Why? The rings speak for themselves.
Tuesday night's title-clinching victory over Florida capped off possibly the greatest calendar year in the history of USC athletics. And it is truly that because the Gamecocks dog-piled in Omaha exactly 365 days after Whit Merrifield delivered his dramatic game-winning hit to beat UCLA in extra innings. Consider that in the last twelve months:
1. The baseball program has brought the school their first two national championships in one of the three major men's sports. In addition, Chad Holbrook withdrew from consideration for the Tennessee head coaching job, meaning he'll be around Columbia for at least one more season until the next major program comes calling.
2. The football team ended almost two decades of frustration by finally winning the SEC Eastern Division to secure a spot in the conference championship game in Atlanta for the first time since joining the conference in 1992.
3. Jadeveon Clowney, the nation's No. 1 prospect, announced his commitment to USC on national TV in mid-February and then signed a letter of intent with the Gamecocks. He's set to enroll in Summer II classes starting July 5.
4. The men's soccer team under head coach Mark Berson reached the Sweet 16 of the NCAA Tournament for their best finish since 1998.
5. The women's basketball team finished among the top five teams in the rugged SEC for the first time since 2002-2003 season and participated in the WNIT, continuing a steady climb up the ladder under head coach Dawn Staley, who later spurned Virginia, her alma mater, to stay at USC. She eventually received a three-year contract extension.
6. New men's tennis coach Josh Goffi put together one of the top recruiting classes in the nation as tennisrecruiting.net ranked USC's incoming class at No. 3, the first time ever the Gamecocks have been rated in the Top 25. The sparkling new tennis complex at the Roost is set to debut in the fall, so the fortunes of both the men's and women's tennis programs should experience an upswing in coming years.
7. The women's golf team competed at the NCAA Championships for the second straight year.
8. The women's soccer team reached the SEC Tournament championship game again and earned an at-large berth to the NCAA Tournament, where they advanced as far as the second round.
And on and on.
Indeed, the 1ast 12 months have largely been kind to Gamecocks fans. Sure, a few teams didn't perform up to expectations (men's basketball), but generally you could pass the snicker test by describing the period stretching from June 29, 2010 to June 28, 2011 as the single greatest calendar year in school history.
It's important because the USC athletic department continues to take giant steps every year. Here's what William Hubbard, a prominent member of the school's Board of Trustees and chairman of the Intercollegiate Athletics Committee, told me on the TD Ameritrade Park Field while the USC players celebrated the national title around us:
"There is a lot momentum," he said. "There is a lot of work that goes on behind the scenes. We have the framework and the platform now to keep this progress going forward. It's really exciting."
And 2011-2012 holds abundant promise as well. Athletic director Eric Hyman told me in Omaha that the excitement within the athletic department for the 2011 football season in unprecedented.
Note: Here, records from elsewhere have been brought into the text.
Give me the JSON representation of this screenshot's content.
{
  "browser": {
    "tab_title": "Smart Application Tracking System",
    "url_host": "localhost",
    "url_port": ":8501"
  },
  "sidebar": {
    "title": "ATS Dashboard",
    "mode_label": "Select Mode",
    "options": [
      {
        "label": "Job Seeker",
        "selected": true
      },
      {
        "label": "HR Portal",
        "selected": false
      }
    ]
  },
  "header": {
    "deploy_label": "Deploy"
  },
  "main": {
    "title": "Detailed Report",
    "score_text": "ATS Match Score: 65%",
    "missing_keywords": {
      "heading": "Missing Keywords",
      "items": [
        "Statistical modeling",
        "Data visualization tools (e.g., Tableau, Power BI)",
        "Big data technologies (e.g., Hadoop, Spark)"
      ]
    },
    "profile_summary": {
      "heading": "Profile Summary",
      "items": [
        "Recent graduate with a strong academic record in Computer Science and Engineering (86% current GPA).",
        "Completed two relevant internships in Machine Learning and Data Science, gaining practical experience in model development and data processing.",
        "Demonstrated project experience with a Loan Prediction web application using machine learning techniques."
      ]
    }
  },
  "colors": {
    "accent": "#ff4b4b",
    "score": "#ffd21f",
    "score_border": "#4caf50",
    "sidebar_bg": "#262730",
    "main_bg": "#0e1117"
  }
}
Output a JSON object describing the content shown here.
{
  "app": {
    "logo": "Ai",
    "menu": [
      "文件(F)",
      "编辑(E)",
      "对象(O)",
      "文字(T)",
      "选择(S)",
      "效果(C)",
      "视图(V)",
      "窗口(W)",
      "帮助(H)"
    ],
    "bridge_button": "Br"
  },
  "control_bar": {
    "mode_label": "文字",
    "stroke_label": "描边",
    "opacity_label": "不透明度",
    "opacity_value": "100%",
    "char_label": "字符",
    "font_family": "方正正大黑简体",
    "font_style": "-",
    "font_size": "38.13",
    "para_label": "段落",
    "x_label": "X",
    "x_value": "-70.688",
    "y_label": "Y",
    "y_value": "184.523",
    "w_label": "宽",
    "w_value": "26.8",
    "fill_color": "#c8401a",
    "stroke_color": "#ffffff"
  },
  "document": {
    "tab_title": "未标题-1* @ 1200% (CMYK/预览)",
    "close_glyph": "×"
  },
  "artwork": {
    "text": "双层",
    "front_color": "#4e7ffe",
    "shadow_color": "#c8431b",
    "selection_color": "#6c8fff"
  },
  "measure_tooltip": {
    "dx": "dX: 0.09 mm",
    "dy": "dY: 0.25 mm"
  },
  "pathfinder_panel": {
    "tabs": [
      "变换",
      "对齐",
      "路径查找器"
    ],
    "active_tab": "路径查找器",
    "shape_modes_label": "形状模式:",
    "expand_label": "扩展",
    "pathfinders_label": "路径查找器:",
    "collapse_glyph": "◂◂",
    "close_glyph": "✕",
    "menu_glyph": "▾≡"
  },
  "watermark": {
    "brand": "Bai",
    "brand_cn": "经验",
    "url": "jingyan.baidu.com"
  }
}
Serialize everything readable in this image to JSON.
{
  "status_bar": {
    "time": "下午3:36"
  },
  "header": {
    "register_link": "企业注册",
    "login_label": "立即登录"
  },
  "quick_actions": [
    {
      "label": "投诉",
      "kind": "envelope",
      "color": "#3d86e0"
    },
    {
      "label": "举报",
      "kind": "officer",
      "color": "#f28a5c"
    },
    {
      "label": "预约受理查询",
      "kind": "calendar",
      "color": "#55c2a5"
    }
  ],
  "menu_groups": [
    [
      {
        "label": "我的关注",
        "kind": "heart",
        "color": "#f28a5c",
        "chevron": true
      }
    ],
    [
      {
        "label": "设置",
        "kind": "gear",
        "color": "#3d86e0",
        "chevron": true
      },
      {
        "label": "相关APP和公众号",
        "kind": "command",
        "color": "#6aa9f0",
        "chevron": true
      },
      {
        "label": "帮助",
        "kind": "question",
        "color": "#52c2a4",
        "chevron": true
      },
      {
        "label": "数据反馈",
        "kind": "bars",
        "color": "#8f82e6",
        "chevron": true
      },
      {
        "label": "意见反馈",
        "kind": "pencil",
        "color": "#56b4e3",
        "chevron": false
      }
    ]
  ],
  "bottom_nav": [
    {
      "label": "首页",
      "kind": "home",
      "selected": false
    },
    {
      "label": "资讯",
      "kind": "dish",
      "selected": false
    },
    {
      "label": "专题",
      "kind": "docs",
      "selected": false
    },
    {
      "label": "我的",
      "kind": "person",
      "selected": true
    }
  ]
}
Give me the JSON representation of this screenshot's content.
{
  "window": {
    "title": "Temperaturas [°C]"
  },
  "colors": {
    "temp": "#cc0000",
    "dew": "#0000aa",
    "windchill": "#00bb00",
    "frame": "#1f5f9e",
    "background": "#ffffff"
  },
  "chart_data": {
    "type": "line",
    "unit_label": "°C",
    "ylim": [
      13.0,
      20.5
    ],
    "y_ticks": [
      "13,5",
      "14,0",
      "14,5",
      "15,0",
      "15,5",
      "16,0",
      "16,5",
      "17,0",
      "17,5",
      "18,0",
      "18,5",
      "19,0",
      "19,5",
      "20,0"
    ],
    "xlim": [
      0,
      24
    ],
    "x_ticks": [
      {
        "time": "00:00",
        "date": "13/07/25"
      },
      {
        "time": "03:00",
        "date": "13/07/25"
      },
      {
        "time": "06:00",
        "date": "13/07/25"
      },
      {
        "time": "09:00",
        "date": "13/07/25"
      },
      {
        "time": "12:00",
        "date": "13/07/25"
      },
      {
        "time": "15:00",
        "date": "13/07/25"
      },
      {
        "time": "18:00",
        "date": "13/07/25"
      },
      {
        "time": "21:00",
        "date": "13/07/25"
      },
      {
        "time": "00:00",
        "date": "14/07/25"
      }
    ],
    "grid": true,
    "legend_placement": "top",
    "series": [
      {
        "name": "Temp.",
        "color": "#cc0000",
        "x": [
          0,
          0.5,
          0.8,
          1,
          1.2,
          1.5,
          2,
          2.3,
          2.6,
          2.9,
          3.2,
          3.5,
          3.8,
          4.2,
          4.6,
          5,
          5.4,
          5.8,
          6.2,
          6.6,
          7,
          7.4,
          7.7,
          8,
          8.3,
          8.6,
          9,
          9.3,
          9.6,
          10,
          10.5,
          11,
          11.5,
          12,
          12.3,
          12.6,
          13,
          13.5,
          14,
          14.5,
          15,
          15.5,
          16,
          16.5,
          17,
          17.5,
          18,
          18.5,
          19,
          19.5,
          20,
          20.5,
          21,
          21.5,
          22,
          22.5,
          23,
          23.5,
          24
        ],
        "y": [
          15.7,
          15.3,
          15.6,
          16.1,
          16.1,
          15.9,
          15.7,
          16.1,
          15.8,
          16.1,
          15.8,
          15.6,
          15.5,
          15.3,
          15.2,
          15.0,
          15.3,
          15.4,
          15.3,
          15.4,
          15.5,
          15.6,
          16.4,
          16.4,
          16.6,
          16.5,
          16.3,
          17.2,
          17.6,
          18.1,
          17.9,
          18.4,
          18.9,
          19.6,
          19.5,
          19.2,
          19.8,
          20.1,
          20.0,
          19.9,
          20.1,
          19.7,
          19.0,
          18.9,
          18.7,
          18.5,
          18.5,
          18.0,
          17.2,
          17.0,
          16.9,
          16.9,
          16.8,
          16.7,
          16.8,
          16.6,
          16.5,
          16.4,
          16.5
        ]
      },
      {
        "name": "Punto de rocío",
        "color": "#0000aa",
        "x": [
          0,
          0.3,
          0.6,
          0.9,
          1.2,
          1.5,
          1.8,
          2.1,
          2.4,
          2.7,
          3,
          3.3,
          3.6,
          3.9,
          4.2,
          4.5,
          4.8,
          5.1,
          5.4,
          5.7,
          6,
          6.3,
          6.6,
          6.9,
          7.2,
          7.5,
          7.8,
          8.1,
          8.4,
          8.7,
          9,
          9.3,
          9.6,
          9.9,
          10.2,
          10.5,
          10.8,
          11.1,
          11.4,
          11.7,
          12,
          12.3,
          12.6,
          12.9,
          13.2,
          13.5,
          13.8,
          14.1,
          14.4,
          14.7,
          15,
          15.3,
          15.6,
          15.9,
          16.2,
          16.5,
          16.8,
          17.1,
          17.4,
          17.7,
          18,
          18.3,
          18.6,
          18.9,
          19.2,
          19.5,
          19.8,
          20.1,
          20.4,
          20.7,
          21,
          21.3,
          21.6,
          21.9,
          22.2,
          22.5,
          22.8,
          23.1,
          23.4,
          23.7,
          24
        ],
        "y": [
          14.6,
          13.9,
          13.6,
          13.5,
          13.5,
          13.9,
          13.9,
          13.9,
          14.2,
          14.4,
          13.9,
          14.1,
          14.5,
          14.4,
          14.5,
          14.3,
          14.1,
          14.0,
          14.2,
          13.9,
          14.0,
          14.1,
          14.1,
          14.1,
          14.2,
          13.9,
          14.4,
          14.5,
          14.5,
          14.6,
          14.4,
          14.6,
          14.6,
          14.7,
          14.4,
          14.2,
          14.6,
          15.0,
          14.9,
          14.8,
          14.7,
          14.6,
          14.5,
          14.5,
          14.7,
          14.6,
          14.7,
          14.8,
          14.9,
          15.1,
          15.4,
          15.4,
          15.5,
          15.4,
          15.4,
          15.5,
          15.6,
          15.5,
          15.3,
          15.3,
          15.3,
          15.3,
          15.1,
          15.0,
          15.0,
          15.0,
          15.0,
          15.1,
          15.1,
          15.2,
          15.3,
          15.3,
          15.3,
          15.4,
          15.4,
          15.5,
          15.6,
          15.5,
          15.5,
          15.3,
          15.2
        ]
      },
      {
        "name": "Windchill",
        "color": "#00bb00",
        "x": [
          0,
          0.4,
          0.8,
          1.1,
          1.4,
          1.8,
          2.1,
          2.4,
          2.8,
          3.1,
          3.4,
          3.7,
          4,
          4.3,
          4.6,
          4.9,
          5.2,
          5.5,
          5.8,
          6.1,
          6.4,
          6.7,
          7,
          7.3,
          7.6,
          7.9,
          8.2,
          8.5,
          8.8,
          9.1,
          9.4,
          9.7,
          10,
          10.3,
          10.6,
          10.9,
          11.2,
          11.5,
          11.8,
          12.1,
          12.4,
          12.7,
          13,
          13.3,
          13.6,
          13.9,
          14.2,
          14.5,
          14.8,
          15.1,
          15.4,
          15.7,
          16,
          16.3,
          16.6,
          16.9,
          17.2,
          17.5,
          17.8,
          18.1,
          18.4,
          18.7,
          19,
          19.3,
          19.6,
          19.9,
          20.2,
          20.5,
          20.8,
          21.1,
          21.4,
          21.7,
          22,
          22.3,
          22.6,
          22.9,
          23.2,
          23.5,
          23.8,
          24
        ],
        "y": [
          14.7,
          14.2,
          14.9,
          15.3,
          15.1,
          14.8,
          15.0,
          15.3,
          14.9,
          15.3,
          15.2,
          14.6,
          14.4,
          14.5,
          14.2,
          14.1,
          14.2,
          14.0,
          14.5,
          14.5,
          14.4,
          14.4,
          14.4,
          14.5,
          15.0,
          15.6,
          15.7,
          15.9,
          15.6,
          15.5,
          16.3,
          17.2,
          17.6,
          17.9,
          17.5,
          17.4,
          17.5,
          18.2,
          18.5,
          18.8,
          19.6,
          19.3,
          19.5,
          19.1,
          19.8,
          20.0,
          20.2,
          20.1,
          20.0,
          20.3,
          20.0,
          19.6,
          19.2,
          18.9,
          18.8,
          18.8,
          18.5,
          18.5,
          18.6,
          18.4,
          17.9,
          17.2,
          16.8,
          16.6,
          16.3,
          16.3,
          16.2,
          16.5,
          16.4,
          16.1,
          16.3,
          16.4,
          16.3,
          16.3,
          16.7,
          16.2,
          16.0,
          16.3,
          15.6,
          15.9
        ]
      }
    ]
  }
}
The men's basketball team should be improved (no place to go but up?) and the baseball team will attempt the three-peat starting next February.
But most of the news could be made off the field. The beautiful $15 million Farmer's Market project should in the final stages of construction by this point next year, while the target date for completing the new athletics administration (a/k/a coaches support) is spring of 2012. By then, the tennis complex should be done and the planned improvements to the softball stadium and Proving Ground should be nearing the start line.
When the Long-Range Master Facilities Plan was revealed in November of 2006, it was estimated by the architectural firm in charge that the total cost of upgrading and building new athletic facilities was $200 million. A significant chunk of that has already been spent, with more projects on the way.
As I've often said, the cost of competing in the SEC is extremely high. But the price must be paid if you want to stay above mediocre.
"If you want to have a first class program, you have to have first class facilities," Hubbard told me. "You can tell in baseball. Some of these athletes came here because of the facilities. We're going to keep improving in football and basketball and all the way across the board."
Strap your seat belts in because the wild carnival ride known as Gamecock athletics is only getting started.
South Carolina NEWS